(Entries taken from a collection)
################

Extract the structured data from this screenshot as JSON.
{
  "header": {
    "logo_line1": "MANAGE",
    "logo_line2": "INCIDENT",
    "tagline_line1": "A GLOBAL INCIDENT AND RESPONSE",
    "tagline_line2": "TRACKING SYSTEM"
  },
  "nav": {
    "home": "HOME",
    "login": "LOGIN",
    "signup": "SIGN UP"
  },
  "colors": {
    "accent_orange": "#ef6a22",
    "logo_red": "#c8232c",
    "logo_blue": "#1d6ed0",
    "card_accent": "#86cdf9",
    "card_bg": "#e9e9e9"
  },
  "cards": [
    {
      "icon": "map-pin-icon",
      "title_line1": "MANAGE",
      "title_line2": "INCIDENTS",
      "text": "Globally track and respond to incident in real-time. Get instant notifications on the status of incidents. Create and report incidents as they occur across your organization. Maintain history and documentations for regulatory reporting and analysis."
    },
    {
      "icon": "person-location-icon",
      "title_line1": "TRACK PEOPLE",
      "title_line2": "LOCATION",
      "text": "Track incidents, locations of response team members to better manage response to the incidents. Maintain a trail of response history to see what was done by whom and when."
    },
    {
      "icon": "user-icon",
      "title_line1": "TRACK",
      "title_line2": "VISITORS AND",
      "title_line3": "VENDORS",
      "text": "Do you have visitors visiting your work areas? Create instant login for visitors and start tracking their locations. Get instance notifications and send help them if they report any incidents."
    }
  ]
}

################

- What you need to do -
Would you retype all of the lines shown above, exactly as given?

- Written response -
Extract the structured data from this screenshot as JSON.
{
  "header": {
    "logo_line1": "MANAGE",
    "logo_line2": "INCIDENT",
    "tagline_line1": "A GLOBAL INCIDENT AND RESPONSE",
    "tagline_line2": "TRACKING SYSTEM"
  },
  "nav": {
    "home": "HOME",
    "login": "LOGIN",
    "signup": "SIGN UP"
  },
  "colors": {
    "accent_orange": "#ef6a22",
    "logo_red": "#c8232c",
    "logo_blue": "#1d6ed0",
    "card_accent": "#86cdf9",
    "card_bg": "#e9e9e9"
  },
  "cards": [
    {
      "icon": "map-pin-icon",
      "title_line1": "MANAGE",
      "title_line2": "INCIDENTS",
      "text": "Globally track and respond to incident in real-time. Get instant notifications on the status of incidents. Create and report incidents as they occur across your organization. Maintain history and documentations for regulatory reporting and analysis."
    },
    {
      "icon": "person-location-icon",
      "title_line1": "TRACK PEOPLE",
      "title_line2": "LOCATION",
      "text": "Track incidents, locations of response team members to better manage response to the incidents. Maintain a trail of response history to see what was done by whom and when."
    },
    {
      "icon": "user-icon",
      "title_line1": "TRACK",
      "title_line2": "VISITORS AND",
      "title_line3": "VENDORS",
      "text": "Do you have visitors visiting your work areas? Create instant login for visitors and start tracking their locations. Get instance notifications and send help them if they report any incidents."
    }
  ]
}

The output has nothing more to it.